When you feel that a situation is getting out of hand, you don’t have to stay in it. “In other words, you know what’s best for you; and, if things get ugly, then you have the right to leave that situation right away. You don’t have to look for an excuse to leave – just leave”, says Kristin Loise, a psychology writer at Liahelp.
If desired, use props. For example, you can use your cellphone to “take a call,” and then leave. Don’t explain yourself – just leave.
Or, you can directly confront narcissism by saying “I’m going to excuse myself. We can come back to this later whenever you’re ready for a constructive conversation.” 
Boundary = I don’t want any part of this conversation (or situation).

Don’t Be A Victim

Many times, narcissist parents will play the victim card, to get you to feel sorry for them. The “woe is me” routine is an easy trap to fall into; so, learn to spot it quickly. Think of it as that of a young child throwing a temper tantrum.
Just ignore the narcissist’s conduct entirely. Just like a young child, when their tantrum goes ignored, then they’ll stop, and move on.
Boundary = I’m not falling for your manipulation.

Don’t Underestimate Narcissism

Narcissists will devalue others, since they have distorted views of themselves, others, and the world. While some people aren’t swayed by narcissistic tactics, there are others that will, unfortunately, succumb to the manipulation. 
So, have compassion for yourself. Think of what to do differently the next time you run into a negative situation, and then move on. And keep setting boundaries. 
Boundary = I know that narcissism is a recurring visitor; so, I’ll be ready for any and every visit.

Call Out Narcissism

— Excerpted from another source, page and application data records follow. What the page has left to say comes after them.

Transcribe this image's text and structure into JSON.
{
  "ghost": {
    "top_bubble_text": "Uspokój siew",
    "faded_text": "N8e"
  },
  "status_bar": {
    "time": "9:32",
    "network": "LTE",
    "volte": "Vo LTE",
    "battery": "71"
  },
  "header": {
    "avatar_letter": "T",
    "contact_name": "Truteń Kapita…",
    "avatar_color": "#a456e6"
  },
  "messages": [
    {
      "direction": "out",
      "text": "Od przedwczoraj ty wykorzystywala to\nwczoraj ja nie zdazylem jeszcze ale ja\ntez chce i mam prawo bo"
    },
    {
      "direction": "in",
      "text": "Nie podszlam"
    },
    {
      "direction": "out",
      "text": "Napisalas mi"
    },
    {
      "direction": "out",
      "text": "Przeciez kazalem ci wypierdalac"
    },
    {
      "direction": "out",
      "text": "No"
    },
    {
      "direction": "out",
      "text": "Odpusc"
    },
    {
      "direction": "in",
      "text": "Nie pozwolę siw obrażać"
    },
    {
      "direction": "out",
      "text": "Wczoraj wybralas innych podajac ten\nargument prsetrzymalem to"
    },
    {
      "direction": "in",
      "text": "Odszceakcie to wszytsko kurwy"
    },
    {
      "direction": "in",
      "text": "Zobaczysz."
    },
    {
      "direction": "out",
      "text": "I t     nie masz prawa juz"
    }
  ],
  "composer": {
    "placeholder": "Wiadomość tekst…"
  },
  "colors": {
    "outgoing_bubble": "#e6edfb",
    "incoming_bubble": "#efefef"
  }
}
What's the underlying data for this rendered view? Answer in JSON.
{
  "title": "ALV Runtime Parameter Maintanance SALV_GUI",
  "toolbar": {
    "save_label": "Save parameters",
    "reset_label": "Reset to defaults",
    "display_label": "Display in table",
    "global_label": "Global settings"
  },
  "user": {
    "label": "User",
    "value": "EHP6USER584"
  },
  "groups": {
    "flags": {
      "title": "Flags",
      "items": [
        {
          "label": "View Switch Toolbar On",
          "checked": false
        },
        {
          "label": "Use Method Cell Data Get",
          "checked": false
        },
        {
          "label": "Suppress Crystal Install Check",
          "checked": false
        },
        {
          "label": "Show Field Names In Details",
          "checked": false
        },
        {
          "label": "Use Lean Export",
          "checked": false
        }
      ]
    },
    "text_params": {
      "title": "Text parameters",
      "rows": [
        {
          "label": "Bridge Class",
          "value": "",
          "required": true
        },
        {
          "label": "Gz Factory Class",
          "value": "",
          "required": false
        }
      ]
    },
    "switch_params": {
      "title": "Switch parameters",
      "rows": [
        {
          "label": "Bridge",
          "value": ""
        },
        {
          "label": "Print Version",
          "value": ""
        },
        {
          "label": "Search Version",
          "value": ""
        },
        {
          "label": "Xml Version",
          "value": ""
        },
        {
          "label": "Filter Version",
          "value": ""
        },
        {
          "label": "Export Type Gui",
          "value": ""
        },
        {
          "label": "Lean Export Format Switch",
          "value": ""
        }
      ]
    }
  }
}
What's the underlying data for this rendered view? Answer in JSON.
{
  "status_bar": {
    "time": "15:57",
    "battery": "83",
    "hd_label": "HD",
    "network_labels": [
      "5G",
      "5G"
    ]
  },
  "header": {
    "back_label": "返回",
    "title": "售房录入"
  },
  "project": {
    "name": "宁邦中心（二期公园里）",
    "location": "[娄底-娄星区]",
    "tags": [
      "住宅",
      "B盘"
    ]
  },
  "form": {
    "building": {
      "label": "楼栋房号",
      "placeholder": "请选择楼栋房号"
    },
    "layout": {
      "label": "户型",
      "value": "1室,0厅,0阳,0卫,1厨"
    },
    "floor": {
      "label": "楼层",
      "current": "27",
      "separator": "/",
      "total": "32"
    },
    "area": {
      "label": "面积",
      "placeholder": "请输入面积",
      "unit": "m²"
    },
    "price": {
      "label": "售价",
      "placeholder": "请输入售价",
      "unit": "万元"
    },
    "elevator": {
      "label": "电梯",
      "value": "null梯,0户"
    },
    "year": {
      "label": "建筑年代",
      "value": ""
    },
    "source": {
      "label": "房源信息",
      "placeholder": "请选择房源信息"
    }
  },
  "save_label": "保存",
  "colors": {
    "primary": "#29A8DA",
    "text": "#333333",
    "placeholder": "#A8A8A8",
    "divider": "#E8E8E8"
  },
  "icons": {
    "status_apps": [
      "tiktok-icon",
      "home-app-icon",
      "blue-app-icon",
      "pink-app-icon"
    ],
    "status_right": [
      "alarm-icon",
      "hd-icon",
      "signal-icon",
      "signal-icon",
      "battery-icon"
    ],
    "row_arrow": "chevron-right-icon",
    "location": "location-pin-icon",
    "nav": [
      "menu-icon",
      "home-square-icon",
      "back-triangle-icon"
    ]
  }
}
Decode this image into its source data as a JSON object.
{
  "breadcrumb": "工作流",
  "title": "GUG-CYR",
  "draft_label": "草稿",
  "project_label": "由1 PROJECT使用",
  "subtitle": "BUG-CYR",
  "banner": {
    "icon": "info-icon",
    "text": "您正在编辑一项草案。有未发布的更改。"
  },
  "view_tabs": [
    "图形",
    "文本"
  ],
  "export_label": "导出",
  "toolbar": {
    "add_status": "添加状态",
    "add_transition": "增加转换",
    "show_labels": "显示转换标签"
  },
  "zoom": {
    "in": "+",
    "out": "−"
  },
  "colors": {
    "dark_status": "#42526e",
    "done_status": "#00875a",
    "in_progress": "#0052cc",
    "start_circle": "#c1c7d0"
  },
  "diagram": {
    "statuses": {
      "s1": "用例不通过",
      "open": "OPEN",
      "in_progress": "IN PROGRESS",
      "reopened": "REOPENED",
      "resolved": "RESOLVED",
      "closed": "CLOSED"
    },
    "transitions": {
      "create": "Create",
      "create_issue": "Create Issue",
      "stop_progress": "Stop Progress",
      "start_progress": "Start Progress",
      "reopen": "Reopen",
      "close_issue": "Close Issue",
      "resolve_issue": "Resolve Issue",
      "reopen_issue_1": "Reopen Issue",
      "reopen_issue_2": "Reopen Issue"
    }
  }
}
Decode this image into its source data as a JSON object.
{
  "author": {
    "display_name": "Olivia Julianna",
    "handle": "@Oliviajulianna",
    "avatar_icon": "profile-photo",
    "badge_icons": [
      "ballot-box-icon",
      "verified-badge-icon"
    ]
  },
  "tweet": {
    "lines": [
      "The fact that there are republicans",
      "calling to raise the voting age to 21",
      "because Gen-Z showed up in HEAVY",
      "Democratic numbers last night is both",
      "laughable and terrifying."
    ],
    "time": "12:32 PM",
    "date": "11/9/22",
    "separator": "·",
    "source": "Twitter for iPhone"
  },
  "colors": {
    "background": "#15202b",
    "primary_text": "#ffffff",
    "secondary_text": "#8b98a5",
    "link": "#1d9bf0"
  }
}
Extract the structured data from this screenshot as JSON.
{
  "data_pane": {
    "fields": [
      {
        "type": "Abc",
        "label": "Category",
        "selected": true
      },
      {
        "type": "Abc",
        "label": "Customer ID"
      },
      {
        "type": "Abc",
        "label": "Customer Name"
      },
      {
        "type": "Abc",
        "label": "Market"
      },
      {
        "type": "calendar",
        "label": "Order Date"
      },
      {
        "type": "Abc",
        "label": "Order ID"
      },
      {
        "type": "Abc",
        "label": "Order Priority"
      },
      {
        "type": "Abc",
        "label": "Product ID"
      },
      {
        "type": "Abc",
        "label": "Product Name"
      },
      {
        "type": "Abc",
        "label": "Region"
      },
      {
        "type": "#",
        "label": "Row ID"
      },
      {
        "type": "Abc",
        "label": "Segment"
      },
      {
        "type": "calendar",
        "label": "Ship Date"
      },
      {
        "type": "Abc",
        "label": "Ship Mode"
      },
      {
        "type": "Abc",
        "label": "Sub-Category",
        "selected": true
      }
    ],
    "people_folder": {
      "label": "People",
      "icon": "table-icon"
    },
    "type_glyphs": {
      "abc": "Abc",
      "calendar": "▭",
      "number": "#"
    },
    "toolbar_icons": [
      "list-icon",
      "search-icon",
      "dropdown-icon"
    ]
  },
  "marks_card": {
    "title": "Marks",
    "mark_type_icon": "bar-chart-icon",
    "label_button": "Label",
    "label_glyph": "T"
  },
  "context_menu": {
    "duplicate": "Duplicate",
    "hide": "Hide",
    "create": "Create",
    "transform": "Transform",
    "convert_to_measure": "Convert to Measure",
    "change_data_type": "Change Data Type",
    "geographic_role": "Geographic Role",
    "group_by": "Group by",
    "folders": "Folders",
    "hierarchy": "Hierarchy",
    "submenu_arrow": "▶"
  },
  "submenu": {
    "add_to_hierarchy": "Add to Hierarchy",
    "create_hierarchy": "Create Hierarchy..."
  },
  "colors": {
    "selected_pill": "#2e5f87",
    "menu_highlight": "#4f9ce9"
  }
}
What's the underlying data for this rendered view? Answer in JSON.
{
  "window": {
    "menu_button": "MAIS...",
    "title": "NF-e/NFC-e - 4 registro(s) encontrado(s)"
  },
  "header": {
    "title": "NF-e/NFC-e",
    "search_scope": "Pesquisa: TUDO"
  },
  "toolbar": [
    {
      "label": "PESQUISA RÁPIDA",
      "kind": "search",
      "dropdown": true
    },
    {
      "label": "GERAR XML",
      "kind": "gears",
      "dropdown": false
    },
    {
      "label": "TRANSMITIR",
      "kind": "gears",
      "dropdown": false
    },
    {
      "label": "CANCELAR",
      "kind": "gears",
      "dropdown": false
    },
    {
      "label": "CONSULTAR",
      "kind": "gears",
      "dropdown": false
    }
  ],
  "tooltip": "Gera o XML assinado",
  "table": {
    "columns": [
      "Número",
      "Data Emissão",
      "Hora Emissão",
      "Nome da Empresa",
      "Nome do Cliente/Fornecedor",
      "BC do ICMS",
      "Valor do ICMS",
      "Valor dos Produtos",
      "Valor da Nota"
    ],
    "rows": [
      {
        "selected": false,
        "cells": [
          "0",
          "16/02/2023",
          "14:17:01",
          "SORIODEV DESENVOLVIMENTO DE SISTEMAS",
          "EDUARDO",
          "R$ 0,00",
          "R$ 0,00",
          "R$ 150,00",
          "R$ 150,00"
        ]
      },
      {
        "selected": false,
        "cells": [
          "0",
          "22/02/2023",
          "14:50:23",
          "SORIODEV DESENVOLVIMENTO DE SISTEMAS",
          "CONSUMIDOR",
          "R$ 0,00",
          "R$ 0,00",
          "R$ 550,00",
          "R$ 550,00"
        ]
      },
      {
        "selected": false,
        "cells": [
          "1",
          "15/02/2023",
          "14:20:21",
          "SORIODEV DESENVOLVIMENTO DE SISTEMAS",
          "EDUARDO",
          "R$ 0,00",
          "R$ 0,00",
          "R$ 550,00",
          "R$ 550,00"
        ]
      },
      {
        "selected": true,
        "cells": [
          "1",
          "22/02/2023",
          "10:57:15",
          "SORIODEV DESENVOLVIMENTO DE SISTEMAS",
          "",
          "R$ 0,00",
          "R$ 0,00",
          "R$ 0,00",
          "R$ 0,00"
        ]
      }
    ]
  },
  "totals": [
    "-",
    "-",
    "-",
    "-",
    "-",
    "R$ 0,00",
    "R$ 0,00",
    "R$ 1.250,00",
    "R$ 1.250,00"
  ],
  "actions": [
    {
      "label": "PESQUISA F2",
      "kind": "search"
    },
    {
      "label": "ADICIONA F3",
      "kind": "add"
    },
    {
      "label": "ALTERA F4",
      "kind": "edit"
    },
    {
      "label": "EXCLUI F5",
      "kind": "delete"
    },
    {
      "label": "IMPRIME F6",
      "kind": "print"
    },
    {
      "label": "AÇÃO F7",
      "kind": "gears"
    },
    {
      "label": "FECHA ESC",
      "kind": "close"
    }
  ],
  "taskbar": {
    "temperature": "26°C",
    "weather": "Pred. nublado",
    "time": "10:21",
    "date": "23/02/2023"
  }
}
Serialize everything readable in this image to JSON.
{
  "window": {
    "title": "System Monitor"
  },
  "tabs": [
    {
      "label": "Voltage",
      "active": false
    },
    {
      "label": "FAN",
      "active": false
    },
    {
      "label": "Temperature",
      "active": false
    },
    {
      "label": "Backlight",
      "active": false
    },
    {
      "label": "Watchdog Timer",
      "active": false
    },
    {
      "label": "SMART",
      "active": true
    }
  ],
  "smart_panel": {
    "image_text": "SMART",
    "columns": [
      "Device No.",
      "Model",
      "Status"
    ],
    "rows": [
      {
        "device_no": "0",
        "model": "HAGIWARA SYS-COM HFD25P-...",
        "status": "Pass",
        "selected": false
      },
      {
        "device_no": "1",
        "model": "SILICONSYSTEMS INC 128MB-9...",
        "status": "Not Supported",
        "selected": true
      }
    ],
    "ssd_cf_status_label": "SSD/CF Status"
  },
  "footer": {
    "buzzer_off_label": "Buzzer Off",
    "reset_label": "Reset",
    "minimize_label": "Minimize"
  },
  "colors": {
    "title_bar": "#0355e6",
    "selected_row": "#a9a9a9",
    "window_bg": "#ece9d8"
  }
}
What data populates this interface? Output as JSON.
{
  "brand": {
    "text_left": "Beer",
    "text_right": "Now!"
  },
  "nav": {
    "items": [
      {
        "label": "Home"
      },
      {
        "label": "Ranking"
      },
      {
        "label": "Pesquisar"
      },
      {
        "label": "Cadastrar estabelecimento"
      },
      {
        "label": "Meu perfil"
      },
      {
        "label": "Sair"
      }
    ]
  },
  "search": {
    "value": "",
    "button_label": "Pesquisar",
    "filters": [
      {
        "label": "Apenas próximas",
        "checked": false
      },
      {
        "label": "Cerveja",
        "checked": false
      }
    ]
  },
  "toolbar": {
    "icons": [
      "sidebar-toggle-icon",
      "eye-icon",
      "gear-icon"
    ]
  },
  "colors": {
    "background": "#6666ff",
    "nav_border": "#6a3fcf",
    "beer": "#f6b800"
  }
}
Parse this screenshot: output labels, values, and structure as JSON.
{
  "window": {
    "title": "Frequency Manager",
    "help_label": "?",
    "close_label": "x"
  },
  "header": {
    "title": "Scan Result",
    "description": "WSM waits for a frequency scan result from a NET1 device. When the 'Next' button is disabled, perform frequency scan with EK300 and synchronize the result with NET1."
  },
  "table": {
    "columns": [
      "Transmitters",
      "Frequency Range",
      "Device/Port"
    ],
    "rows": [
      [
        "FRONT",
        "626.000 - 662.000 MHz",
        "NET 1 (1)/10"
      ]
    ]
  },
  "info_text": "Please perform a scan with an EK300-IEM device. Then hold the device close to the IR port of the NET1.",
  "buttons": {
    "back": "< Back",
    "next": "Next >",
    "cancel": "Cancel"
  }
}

Narcissists will seek attention and approval to build themselves up. As such, they’ll bully others into submission to get that attention and approval. 
Take the bully by the horns, and say things in a matter-of-fact way. Don’t think about what they’ll say – call out their behavior, and leave it at that. 
Boundary = Are you trying to make me feel bad?
Once you’ve fully understood the things that trigger narcissism, and learn to prevent such behavior, you’ll be a better person. And although these boundaries will grow distances between you and the affected parties, these serve as a way for you to stay safe and healthy from toxicity.


Elizabeth Hines